Update: I remove the constant n and then take the 1st and 2nd derivative. Now my formula is like that;

$$\displaystyle f(x)=A\left((\frac{Q}{n-x}-\frac{R}{x})+(n-x)\right)+Bx+C(\frac{R}{x})$$

I took first and 2nd derivative as
$$\displaystyle f′(x)= A\left(\dfrac{R}{x^2}+\dfrac{Q}{\left(n-x\right)^2}-1\right)-\dfrac{CR}{x^2}+B$$

$$\displaystyle f′′(x)= A(\dfrac{2Q}{(n−x)^3}−\dfrac{2R}{x^3})+\dfrac{2CR}{x^3}$$

What would be the next step to find value of x that will minimize this equation?

#### MarkFL

Staff member
Okay, what you want to do now is equate your first derivative to zero to find your critical values, that is those values of $$x$$ that may optimize the function. What do you find?

#### gevni

##### New member
Okay, what you want to do now is equate your first derivative to zero to find your critical values, that is those values of $$x$$ that may optimize the function. What do you find?
Thanks you for the reply. For finding the critical points for x do I need to put the values of known constant in the formula?

#### MarkFL

Staff member
Thanks you for the reply. For finding the critical points for x do I need to put the values of known constant in the formula?
No, you can get your critical values in terms of the parameters.
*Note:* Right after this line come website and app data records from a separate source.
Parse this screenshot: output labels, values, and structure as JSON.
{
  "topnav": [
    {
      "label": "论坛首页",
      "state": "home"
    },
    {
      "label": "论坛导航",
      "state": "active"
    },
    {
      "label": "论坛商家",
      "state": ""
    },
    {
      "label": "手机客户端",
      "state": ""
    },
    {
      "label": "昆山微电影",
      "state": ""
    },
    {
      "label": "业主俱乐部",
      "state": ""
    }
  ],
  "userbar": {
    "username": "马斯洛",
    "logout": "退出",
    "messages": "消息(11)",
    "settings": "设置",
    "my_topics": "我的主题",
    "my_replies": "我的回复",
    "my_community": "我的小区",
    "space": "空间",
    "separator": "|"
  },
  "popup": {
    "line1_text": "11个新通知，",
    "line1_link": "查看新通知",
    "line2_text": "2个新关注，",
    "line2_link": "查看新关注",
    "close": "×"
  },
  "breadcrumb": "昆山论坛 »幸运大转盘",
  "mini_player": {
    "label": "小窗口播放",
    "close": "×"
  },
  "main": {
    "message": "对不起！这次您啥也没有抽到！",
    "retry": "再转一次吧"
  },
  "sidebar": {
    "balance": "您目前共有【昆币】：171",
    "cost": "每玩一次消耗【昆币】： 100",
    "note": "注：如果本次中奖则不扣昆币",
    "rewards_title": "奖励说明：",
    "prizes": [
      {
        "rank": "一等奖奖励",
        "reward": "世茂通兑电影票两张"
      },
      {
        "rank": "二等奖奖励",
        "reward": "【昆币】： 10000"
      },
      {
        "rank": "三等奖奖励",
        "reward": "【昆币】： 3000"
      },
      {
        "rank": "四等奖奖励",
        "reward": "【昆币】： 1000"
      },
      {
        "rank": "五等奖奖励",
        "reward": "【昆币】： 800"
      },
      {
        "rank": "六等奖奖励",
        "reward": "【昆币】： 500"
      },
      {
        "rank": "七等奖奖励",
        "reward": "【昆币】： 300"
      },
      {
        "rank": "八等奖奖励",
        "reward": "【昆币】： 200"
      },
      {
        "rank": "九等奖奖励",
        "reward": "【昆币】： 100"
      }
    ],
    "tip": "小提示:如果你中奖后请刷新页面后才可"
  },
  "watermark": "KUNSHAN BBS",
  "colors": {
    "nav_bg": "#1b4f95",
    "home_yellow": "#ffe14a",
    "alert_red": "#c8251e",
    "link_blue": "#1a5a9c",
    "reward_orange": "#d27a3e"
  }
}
There's no need to plug those in.

#### MarkFL

Staff member

$$\displaystyle f'(x)=A\left(\frac{R}{x^2}+\frac{Q}{(n-x)^2}-1\right)-\frac{CR}{x^2}+B=0$$
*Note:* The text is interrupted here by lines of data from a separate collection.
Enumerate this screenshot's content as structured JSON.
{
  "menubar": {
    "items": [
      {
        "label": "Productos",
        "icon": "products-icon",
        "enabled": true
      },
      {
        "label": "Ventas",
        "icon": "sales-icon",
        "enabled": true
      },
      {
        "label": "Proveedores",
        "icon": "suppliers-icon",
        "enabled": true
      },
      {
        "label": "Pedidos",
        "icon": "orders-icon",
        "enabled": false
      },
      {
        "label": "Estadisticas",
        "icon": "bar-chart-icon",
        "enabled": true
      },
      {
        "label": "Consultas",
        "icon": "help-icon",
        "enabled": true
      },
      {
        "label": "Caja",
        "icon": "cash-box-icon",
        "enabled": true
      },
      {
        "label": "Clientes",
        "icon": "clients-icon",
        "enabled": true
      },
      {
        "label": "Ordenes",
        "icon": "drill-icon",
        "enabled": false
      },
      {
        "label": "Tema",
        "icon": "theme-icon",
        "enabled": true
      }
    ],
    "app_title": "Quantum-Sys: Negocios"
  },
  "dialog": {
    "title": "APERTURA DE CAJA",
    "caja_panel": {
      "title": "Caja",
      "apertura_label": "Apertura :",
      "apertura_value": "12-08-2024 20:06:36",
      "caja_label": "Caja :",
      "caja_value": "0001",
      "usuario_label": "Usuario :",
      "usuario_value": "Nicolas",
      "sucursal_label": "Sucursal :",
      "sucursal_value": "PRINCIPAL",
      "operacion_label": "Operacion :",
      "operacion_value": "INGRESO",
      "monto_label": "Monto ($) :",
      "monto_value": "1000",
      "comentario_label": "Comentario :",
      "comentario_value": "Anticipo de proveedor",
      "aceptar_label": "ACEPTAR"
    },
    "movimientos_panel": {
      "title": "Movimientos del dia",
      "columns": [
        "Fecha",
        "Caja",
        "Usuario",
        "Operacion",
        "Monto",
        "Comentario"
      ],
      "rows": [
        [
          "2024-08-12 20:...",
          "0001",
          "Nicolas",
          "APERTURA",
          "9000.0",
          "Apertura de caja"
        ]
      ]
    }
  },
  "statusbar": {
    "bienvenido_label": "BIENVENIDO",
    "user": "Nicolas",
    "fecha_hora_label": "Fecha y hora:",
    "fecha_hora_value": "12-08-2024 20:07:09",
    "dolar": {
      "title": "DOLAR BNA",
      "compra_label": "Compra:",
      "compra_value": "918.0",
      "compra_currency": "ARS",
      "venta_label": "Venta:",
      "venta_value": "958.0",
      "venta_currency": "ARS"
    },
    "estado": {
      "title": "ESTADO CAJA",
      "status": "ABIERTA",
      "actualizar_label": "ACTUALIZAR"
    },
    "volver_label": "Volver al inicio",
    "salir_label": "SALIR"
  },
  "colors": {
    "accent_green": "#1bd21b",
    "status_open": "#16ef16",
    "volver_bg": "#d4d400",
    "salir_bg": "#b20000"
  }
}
$$\displaystyle f'(x)=\frac{AR}{x^2}+\frac{AQ}{(n-x)^2}-A-\frac{CR}{x^2}+B=0$$

$$\displaystyle f'(x)=\frac{AR(n-x)^2+AQx^2-Ax^2(n-x)^2-CR(n-x)^2+Bx^2(n-x)^2}{x^2(n-x)^2}=0$$

As you have stated that $$x\ne0$$ and $$x<n$$, this implies:

$$\displaystyle AR(n-x)^2+AQx^2-Ax^2(n-x)^2-CR(n-x)^2+Bx^2(n-x)^2=0$$

As this is a 4th degree polynomial, I would at this point consider substituting in for the parameters (as you asked about doing) and then using software or a numeric technique to approximate the roots.

#### gevni

##### New member
$$\displaystyle f'(x)=A\left(\frac{R}{x^2}+\frac{Q}{(n-x)^2}-1\right)-\frac{CR}{x^2}+B=0$$
$$\displaystyle f'(x)=\frac{AR}{x^2}+\frac{AQ}{(n-x)^2}-A-\frac{CR}{x^2}+B=0$$
$$\displaystyle f'(x)=\frac{AR(n-x)^2+AQx^2-Ax^2(n-x)^2-CR(n-x)^2+Bx^2(n-x)^2}{x^2(n-x)^2}=0$$
As you have stated that $$x\ne0$$ and $$x<n$$, this implies:
$$\displaystyle AR(n-x)^2+AQx^2-Ax^2(n-x)^2-CR(n-x)^2+Bx^2(n-x)^2=0$$